|In this example, the Spanish source sentence
"Haga clic en la ficha" and the matching English Target
sentence "Click the tab" are parsed, using the Morphology,
Sketch, Portrait, and Logical Form components, into their respective
source and target Logical Forms (LFs). Both LFs undergo statistical
processing to identify word associations (e.g., "ficha"
and "tab") and "alignment" of their structures.
"This is done for 350,000 sentence pairs in English and Spanish,
applying both heuristics (rules) and statistics to find bits of structural
alignment across the language boundary. Most of the MT work has gone
into the alignment phase, figuring out which bits across that language
boundary should align up and what context you need to save,"
Rules help the system learn the appropriate context, narrowing the
search. A probability is attached to each correspondence, or "mapping",
for use during runtime. Finally, these transfer mappings are stored
in the MindNet repository.
"We thought it would take us a lot longer to make progress
on machine translation. It has come together pretty fast," says
Dolan. To speed development, the research arm of Microsoft took a
page from the product side by creating nightly NLPWin builds to make
available feedback on progress.
Helping speed this process along, the researchers "
a huge cluster of 30 computers to retrain the system and rerun a regression
test every night," says Richardson. This produces a new NLPWin
build each day, as well as a newly updated version of MindNet.
||Consequently, the NLP Group sees the
impact of the previous day's work on the MT system's effectiveness,
making it simpler to recognize positive and negative changes to the
code, and fixing the latter.
Another longtime obstacle to progress in natural language processing
is the lack of an objective means to accurately measure advancements.
The typical metric, having humans judge the accuracy of a machine
translation, makes the process inherently subjective. The NLP Group
developed a more objective testing metric, which compares how close
the MT system comes to matching an ideal sentence translation. By
minimizes the role human judgment plays in determining MT improvements,
this approach is a more quantifiable process, as has been the case
in speech recognition for decades.
Figure 4 illustrates how the MT system works during runtime. In
this example, a Spanish source sentence is parsed by NLPWin into

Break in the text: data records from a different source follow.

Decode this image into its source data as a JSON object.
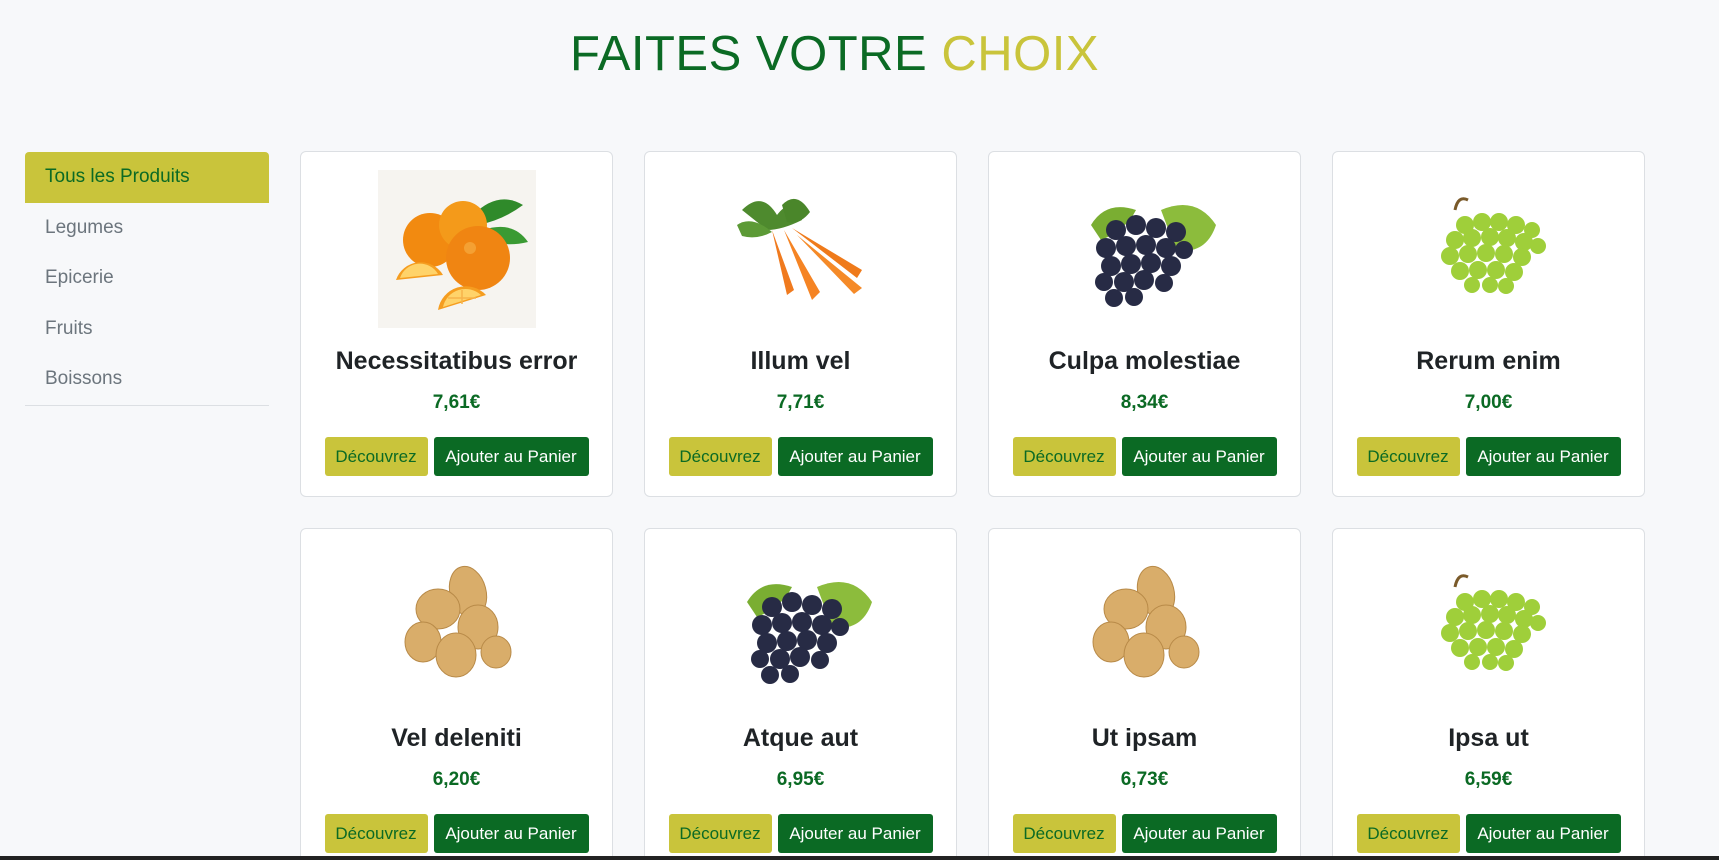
{
  "heading": {
    "part1": "FAITES VOTRE",
    "part2": "CHOIX"
  },
  "colors": {
    "brand_green": "#0b6a24",
    "brand_yellow": "#c9c43b"
  },
  "categories": [
    {
      "label": "Tous les Produits",
      "active": true
    },
    {
      "label": "Legumes",
      "active": false
    },
    {
      "label": "Epicerie",
      "active": false
    },
    {
      "label": "Fruits",
      "active": false
    },
    {
      "label": "Boissons",
      "active": false
    }
  ],
  "buttons": {
    "discover": "Découvrez",
    "add_to_cart": "Ajouter au Panier"
  },
  "products": [
    {
      "name": "Necessitatibus error",
      "price": "7,61€",
      "image": "oranges-icon"
    },
    {
      "name": "Illum vel",
      "price": "7,71€",
      "image": "carrots-icon"
    },
    {
      "name": "Culpa molestiae",
      "price": "8,34€",
      "image": "black-grapes-icon"
    },
    {
      "name": "Rerum enim",
      "price": "7,00€",
      "image": "green-grapes-icon"
    },
    {
      "name": "Vel deleniti",
      "price": "6,20€",
      "image": "potatoes-icon"
    },
    {
      "name": "Atque aut",
      "price": "6,95€",
      "image": "black-grapes-icon"
    },
    {
      "name": "Ut ipsam",
      "price": "6,73€",
      "image": "potatoes-icon"
    },
    {
      "name": "Ipsa ut",
      "price": "6,59€",
      "image": "green-grapes-icon"
    }
  ]
}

its source LF. The next stage, MindMeld, refers to a highly sophisticated
process that has consumed the NLP Group's research efforts since

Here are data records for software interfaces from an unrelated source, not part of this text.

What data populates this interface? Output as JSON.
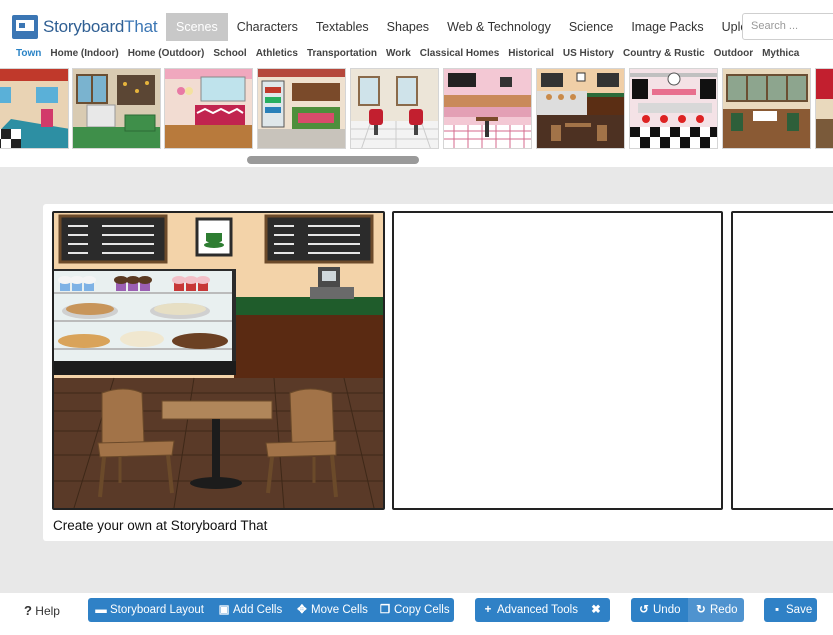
{
  "brand": {
    "name_a": "Storyboard",
    "name_b": "That"
  },
  "nav": [
    {
      "label": "Scenes",
      "active": true
    },
    {
      "label": "Characters",
      "active": false
    },
    {
      "label": "Textables",
      "active": false
    },
    {
      "label": "Shapes",
      "active": false
    },
    {
      "label": "Web & Technology",
      "active": false
    },
    {
      "label": "Science",
      "active": false
    },
    {
      "label": "Image Packs",
      "active": false
    },
    {
      "label": "Upload",
      "active": false
    }
  ],
  "search": {
    "placeholder": "Search ..."
  },
  "categories": [
    {
      "label": "Town",
      "active": true
    },
    {
      "label": "Home (Indoor)",
      "active": false
    },
    {
      "label": "Home (Outdoor)",
      "active": false
    },
    {
      "label": "School",
      "active": false
    },
    {
      "label": "Athletics",
      "active": false
    },
    {
      "label": "Transportation",
      "active": false
    },
    {
      "label": "Work",
      "active": false
    },
    {
      "label": "Classical Homes",
      "active": false
    },
    {
      "label": "Historical",
      "active": false
    },
    {
      "label": "US History",
      "active": false
    },
    {
      "label": "Country & Rustic",
      "active": false
    },
    {
      "label": "Outdoor",
      "active": false
    },
    {
      "label": "Mythica",
      "active": false
    }
  ],
  "board": {
    "credit": "Create your own at Storyboard That"
  },
  "toolbar": {
    "help": "Help",
    "help_icon": "?",
    "layout": "Storyboard Layout",
    "add_cells": "Add Cells",
    "move_cells": "Move Cells",
    "copy_cells": "Copy Cells",
    "advanced": "Advanced Tools",
    "undo": "Undo",
    "redo": "Redo",
    "save": "Save"
  },
  "colors": {
    "accent": "#2f81c6",
    "active_tab": "#c8c8c8",
    "workspace": "#e8e8e8",
    "category_active": "#2a83c6"
  }
}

1997. "MindMelding takes a sentence and matches it to the closet
conceptual relationship in a MindNet," says Dolan.
This is essentially a graph matching process, which takes
an input sentence LF and attempts to match it against one or more
subgraphs in MindNet. For instance, if the Spanish source LF is uncomplicated,
it might exactly match an English target LF in MindNet. Typically,
the match requires